Remember Congress passed and President Trump signed the new tax bill just before Christmas? For many years there was a small tax benefit called 199 where Coop elevators could pass through profits to farmers that sold grain to the Coop. This was not in the new tax bill. At the last minute it was put back into the tax bill and turned into a huge tax break for farmers that sold grain to a coop instead of a privately owned elevator. It was called 199A.

It depends on your tax situation but I have read this tax break could mean like an extra 10 to 20 cents a bushel of corn sold to a Coop elevator compared to a privately owned elevator. Bob Zelenka is the Executive Director of the Minnesota Grain and Feed Association. Bob said about half of the elevators his organization represents are Coops and the other half privately owned. He said the 199A was a classic case of unintended consequences.

Most in the elevator industry were convinced that the 199A tax glitch fix would be put into the "must pass" Continuing Resolution (CR) that was passed and signed by President Trump last week. I called Bob and was very surprised to find out it was not in the CR! Apparently there were some differences that were not worked out yet. The next opportunity is the spending bill that must be passed by March 23, 2018.

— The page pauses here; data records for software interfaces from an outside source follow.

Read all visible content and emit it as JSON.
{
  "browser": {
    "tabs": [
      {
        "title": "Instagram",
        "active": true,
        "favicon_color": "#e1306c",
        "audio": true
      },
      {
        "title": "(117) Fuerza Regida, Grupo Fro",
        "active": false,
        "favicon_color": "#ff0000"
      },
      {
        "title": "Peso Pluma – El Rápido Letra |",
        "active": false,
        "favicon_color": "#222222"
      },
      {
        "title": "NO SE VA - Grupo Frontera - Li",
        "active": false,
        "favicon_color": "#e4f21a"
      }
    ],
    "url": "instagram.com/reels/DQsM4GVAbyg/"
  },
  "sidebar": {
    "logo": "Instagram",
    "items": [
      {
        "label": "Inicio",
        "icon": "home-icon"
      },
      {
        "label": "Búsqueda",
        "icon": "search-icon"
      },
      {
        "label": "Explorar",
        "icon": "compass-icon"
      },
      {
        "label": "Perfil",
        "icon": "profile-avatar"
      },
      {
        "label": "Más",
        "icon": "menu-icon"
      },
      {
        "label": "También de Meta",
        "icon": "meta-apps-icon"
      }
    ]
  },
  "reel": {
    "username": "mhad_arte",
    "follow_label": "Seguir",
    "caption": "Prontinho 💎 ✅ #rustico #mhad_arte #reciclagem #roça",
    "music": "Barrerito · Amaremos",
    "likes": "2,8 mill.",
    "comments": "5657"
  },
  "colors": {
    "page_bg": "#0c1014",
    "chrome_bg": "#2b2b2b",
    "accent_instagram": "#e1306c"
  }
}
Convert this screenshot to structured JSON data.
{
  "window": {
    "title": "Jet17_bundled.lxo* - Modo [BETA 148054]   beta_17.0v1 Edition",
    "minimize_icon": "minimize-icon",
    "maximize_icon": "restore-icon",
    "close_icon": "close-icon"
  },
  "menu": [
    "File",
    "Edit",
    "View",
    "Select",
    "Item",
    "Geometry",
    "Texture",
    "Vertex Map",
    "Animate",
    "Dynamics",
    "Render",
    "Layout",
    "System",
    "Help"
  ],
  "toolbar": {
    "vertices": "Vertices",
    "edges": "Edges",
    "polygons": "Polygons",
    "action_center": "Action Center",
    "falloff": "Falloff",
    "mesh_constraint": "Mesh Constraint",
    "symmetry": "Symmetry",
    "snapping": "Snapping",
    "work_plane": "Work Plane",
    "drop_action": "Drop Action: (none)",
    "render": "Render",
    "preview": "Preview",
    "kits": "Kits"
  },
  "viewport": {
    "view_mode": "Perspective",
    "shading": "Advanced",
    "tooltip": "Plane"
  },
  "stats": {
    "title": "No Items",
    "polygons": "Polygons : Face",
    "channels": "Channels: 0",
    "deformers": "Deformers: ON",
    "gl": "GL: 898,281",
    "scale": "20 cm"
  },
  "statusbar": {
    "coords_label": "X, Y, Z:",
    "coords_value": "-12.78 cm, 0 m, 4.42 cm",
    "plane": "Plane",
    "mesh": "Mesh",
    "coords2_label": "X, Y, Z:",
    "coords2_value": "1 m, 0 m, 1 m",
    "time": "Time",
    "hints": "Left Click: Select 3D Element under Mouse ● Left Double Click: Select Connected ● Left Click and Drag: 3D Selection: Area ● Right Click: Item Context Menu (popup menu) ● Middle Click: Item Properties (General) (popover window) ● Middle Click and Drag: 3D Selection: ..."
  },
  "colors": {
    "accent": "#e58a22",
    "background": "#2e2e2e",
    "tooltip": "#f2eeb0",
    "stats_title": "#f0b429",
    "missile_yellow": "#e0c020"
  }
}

The 199A has caused a lot of turmoil in the grain elevator industry. I have heard some private elevators are looking into forming a Coop to "even the playing field." All are convinced it will be fixed but when is the real question. Most also assume that the fix will be retroactive to January 1, 2018. However, "it is never over until it is over." In the mean time experts are advising not to alter your grain marketing plans because of the 199A tax glitch!